|Photo From Here|
TVI and I saw her with Ask Rufus at Indiana Beach way back in the 70's. At least I think so - long time ago and it was the 70's after all. For you young 'uns, that's Chaka Khan by the way.
I've had the dials on the Way Back Machine set to the early-seventies lately since I've been working on bikes from that era - both the 900 Kaw and the BSA are that vintage. Surly came down the other day and worked on his designs for the BSA, so maybe that project will pick up a little momentum one of these days soon. I'm still forging ahead on the 900.
The back end is pretty well sewn up. I machined the wrench flats on the brake stay and cleaned up the welds on the exhaust pipe. I also drilled and tapped the aluminum insert in the pipe for a small screw so it wouldn't fall out of the pipe while riding down the road. I'll get some high heat paint on it this week. I might wrap some header tape around the pipe where it's close to the master cylinder. If I add a sidecar later on it would keep some of the heat off my foot as well.
I noticed that the fins on the clutch cover will be grabbing my toe when applying the brake so I'm working on a little piece of sheet metal to cure that. Should have that done this week plus I'm planning on making some bits for Surly's shock spring compressor. Nothing too tough with either job, just making parts.
Surly and I have been exchanging some e-mails about designs and the design process. I've never really given it much thought other than what's required to make a specific part. When it's time to make the next part, I design that one. Not really the best way to arrive at a cohesive design. However, since most of the pieces I make are a result of the same influences and inputs, usually things work out to a level I can accept. And since I no longer do things for outside customers, I don't have to please anyone but myself. So that helps.
Since my skill level has improved over the years, that has opened up new design possibilities but it hasn't changed the way I look at making a part. Now that I'm starting to feel the pressure of the clock ticking, I'd sometimes just as soon build things from someone else's print or sketch so I don't have to spend a lot of time working up a solution. That was partly the idea behind the BSA project. I build it to Surly's design. Play to our strengths and have some father - son time working on the kind of thing we both like to do. He's just been swamped with other work and family time so that hasn't achieved lift-off yet, but as I mentioned, he's working it back into the loop.
All of this brings us around to a design for the 900 sidecar. I know I can build one, I already have. I've got a couple of ideas I'd like to try out for the suspension but I don't want to fart around with a bunch of R&D for a one off project when there's a line of things waiting to be finished. And if I did manage to get things on the frame and suspension spot on, what about the chair? What kind of design goes well with a 70's Superbike/Hooligan project? It would be nice if the bike and sidecar looked like, if not married, at least as if they were engaged. I'm not even sure right now what the intended purpose would be. Use it as a utility vehicle? Maybe something that looks like a small pick-up bed? Maybe something that could be used as a camper? Maybe a miniature tear drop design. I don't know that I need to be dragging a person around with me. I know the Missus isn't interested in touring the country in a hack.

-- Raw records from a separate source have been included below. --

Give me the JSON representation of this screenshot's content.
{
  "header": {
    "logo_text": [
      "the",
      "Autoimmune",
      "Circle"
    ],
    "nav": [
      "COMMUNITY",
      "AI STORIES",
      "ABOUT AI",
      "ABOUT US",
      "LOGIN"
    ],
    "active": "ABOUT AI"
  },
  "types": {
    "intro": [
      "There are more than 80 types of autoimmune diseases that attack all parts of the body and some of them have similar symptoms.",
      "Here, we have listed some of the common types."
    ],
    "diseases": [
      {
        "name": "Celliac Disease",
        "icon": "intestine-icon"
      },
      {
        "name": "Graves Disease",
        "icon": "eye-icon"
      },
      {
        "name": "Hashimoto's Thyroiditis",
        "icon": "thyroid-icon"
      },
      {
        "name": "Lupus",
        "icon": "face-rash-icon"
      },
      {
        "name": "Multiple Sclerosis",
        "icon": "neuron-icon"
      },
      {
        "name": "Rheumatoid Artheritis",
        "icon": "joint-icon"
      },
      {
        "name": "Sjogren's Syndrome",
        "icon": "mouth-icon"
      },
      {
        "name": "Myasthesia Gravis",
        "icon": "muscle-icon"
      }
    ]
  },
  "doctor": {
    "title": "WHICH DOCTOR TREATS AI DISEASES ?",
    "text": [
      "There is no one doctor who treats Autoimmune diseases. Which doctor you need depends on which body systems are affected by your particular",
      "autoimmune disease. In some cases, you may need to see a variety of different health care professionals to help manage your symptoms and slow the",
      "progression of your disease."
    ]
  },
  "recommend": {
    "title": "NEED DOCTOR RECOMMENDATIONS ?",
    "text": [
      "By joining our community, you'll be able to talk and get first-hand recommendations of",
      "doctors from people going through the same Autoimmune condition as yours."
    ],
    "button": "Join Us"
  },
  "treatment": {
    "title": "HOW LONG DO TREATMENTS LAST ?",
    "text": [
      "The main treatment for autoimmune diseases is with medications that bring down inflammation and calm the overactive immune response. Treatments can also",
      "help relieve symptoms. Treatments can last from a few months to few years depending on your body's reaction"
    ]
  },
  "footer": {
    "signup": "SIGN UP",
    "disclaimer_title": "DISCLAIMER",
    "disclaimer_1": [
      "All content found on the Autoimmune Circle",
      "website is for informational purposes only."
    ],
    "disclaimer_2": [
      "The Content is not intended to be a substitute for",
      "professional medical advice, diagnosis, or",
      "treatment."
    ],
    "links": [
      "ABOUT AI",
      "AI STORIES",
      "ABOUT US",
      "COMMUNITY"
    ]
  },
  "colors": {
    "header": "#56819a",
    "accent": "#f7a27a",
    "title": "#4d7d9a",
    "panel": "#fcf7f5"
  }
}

I'm going to keep kicking ideas around in my head. Maybe the brilliant solution fairy will pay me a visit some night. In the meantime, I'm sticking with the goal of at least two more wheeled vehicles completed this year. Three'd be even better.